Therapy of CAEBV

Various therapies have been tried for the treatment of CAEBV, including antiviral, chemotherapeutic, and immunomodulatory drugs, with only limited success. These regimens induced sustained complete remission in only exceptional cases and HSCT is at present the only curative therapy for CAEBV.[60] The current event-free survival rate for CAEBV patients following HSCT is estimated to be 0.561 ± 0.086.[61]Very recently, Kawa et al. reported excellent results of HSCT following non-destructive pretreatment (reduced intensity hematopoietic stem cell transplantation; RIST).[62] For 18 pediatric patients with CAEBV who were treated with RIST, 3 year event-free survival was 85.0 ± 8.0% and the 3 year overall survival rate was 95.0 ± 4.9%. HSCT is thus the therapy of choice for CAEBV, but HSCT is still accompanied by substantial risk and CAEBV patients have high risk for transplantation-related complications.[18] It is therefore desirable to develop novel therapies that do not depend on HSCT. Preclinical studies of two candidate drugs for CAEBV have been carried out recently and gave hopeful results.

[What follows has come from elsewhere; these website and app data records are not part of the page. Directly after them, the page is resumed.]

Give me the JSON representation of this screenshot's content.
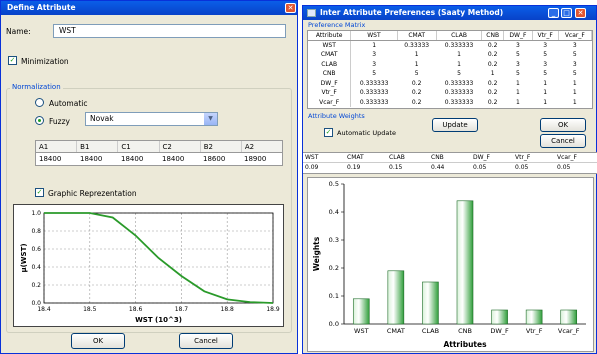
{
  "left": {
    "title": "Define Attribute",
    "name_label": "Name:",
    "name_value": "WST",
    "minimization": "Minimization",
    "normalization": "Normalization",
    "automatic": "Automatic",
    "fuzzy": "Fuzzy",
    "fuzzy_select": "Novak",
    "param_headers": [
      "A1",
      "B1",
      "C1",
      "C2",
      "B2",
      "A2"
    ],
    "param_values": [
      "18400",
      "18400",
      "18400",
      "18400",
      "18600",
      "18900"
    ],
    "graphic": "Graphic Reprezentation",
    "ok": "OK",
    "cancel": "Cancel"
  },
  "left_chart": {
    "chart_data": {
      "type": "line",
      "xlabel": "WST (10^3)",
      "ylabel": "μ(WST)",
      "x_ticks": [
        "18.4",
        "18.5",
        "18.6",
        "18.7",
        "18.8",
        "18.9"
      ],
      "y_ticks": [
        "0.0",
        "0.2",
        "0.4",
        "0.6",
        "0.8",
        "1.0"
      ],
      "xlim": [
        18.4,
        18.9
      ],
      "ylim": [
        0,
        1
      ],
      "grid": true,
      "points": [
        [
          18.4,
          1.0
        ],
        [
          18.5,
          1.0
        ],
        [
          18.55,
          0.95
        ],
        [
          18.6,
          0.75
        ],
        [
          18.65,
          0.5
        ],
        [
          18.7,
          0.3
        ],
        [
          18.75,
          0.13
        ],
        [
          18.8,
          0.04
        ],
        [
          18.85,
          0.01
        ],
        [
          18.9,
          0.0
        ]
      ],
      "color": "#2a9a2a"
    }
  },
  "right": {
    "title": "Inter Attribute Preferences (Saaty Method)",
    "matrix_label": "Preference Matrix",
    "headers": [
      "Attribute",
      "WST",
      "CMAT",
      "CLAB",
      "CNB",
      "DW_F",
      "Vtr_F",
      "Vcar_F"
    ],
    "rows": [
      [
        "WST",
        "1",
        "0.33333",
        "0.333333",
        "0.2",
        "3",
        "3",
        "3"
      ],
      [
        "CMAT",
        "3",
        "1",
        "1",
        "0.2",
        "5",
        "5",
        "5"
      ],
      [
        "CLAB",
        "3",
        "1",
        "1",
        "0.2",
        "3",
        "3",
        "3"
      ],
      [
        "CNB",
        "5",
        "5",
        "5",
        "1",
        "5",
        "5",
        "5"
      ],
      [
        "DW_F",
        "0.333333",
        "0.2",
        "0.333333",
        "0.2",
        "1",
        "1",
        "1"
      ],
      [
        "Vtr_F",
        "0.333333",
        "0.2",
        "0.333333",
        "0.2",
        "1",
        "1",
        "1"
      ],
      [
        "Vcar_F",
        "0.333333",
        "0.2",
        "0.333333",
        "0.2",
        "1",
        "1",
        "1"
      ]
    ],
    "weights_label": "Attribute Weights",
    "auto_update": "Automatic Update",
    "update": "Update",
    "ok": "OK",
    "cancel": "Cancel",
    "weight_headers": [
      "WST",
      "CMAT",
      "CLAB",
      "CNB",
      "DW_F",
      "Vtr_F",
      "Vcar_F"
    ],
    "weight_values": [
      "0.09",
      "0.19",
      "0.15",
      "0.44",
      "0.05",
      "0.05",
      "0.05"
    ]
  },
  "right_chart": {
    "chart_data": {
      "type": "bar",
      "categories": [
        "WST",
        "CMAT",
        "CLAB",
        "CNB",
        "DW_F",
        "Vtr_F",
        "Vcar_F"
      ],
      "values": [
        0.09,
        0.19,
        0.15,
        0.44,
        0.05,
        0.05,
        0.05
      ],
      "xlabel": "Attributes",
      "ylabel": "Weights",
      "ylim": [
        0,
        0.5
      ],
      "y_ticks": [
        "0.0",
        "0.1",
        "0.2",
        "0.3",
        "0.4",
        "0.5"
      ],
      "color": "#2f9e3a"
    }
  }
}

Bortezomib, known as an inhibitor of 26S proteasome,[63] also has an inhibitory effect on the cellular transcription factor NF-κB. Because the survival and proliferation of EBV-transformed B cells are critically dependent on NF-κB activity, bortezomib has been shown to induce apoptosis in these cells.[64] Iwata et al. investigated the effect of bortezomib on EBV-infected T-cell lines including those derived from CAEBV.[65] Bortezomib induced apoptosis in all human T-cell lymphoma cell lines examined, whether or not they were infected with EBV. In addition, bortezomib induced the expression of EBV lytic-cycle genes BZLF1 and gp350/220, as has been reported for EBV-infected B-cell lines.[66] Bortezomib also induced apoptosis specifically in EBV-infected T or NK cells cultured ex vivo from patients with EBV+T/NK-LPD.

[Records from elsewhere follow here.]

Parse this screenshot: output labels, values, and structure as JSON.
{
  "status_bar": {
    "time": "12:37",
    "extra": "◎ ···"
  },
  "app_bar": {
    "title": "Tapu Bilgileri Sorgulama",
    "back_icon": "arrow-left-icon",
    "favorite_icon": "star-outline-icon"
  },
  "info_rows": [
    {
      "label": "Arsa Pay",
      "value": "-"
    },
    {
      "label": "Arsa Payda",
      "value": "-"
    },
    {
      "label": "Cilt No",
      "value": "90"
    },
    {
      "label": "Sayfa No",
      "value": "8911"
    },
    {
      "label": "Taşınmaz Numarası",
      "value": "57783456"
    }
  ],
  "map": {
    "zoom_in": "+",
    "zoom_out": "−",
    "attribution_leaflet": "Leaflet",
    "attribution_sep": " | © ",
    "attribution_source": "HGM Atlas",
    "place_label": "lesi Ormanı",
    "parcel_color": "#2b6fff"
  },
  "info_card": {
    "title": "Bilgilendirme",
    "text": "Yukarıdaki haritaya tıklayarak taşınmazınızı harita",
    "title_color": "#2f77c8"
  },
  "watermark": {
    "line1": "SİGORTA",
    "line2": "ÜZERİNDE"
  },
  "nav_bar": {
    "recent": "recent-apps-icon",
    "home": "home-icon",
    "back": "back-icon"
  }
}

Valproic acid is a widely used anti-epileptic drug and is also known as a potent histone deacetylase (HDAC) inhibitor. HDAC inhibitors have potent anticancer activities with proven efficacy in various human malignancies. Valproic acid induces lytic infection in EBV-infected B-lymphoblastoid and gastric carcinoma cell lines and thereby potentiates the effects of chemotherapeutic agents both in vitro and in vivo.[67] Iwata et al. examined the effect of valproic acid on EBV-infected T and NK cell lines.[68] They found that this agent induces apoptosis in human EBV-infected T and NK cells. Use of the drug with the NF-κB inhibitor bortezomib had an additive effect. In contrast to the previous results with EBV-infected B-cell lines, valproic acid did not induce lytic infection in the virus-infected T- and NK-cell lines, indicating that the apoptosis-inducing effect of valproic acid is not dependent on induction of EBV lytic cycle.

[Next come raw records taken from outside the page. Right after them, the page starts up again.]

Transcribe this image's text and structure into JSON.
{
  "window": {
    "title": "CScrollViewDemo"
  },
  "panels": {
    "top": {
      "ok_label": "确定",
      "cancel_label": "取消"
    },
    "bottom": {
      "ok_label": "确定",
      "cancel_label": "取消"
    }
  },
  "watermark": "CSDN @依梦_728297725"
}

Significant progress has been made in the research of many aspects of CAEBV, including pathophysiology, diagnosis, monitoring, and therapy, but the fundamental cause of the disease has not been elucidated. The recent development of novel technologies for genetic analysis, including new-generation sequencing, may enable identification of genetic alterations responsible for CAEBV. Given that CAEBV is an uncommon disease, it may sometimes take years for the correct diagnosis to be reached. The advanced techniques required for this also make the diagnosis of CAEBV difficult. Although there is a consensus that early HSCT produces a better result, the decision to have HSCT is often difficult, especially when the patient is in a stable condition without severe symptoms. Establishing a standard clinical guideline for the diagnosis and treatment of CAEBV will alleviate these problems and facilitate quick and accurate diagnosis, followed by timely intervention with the right choice of treatment.


The authors' works described in this article have been funded by grants from the Ministry of Health Labour and Welfare of Japan for the Research on Measures for Intractable Diseases (H21-Nanchi-094, H22-Nanchi-080, H24-Nanchi-046).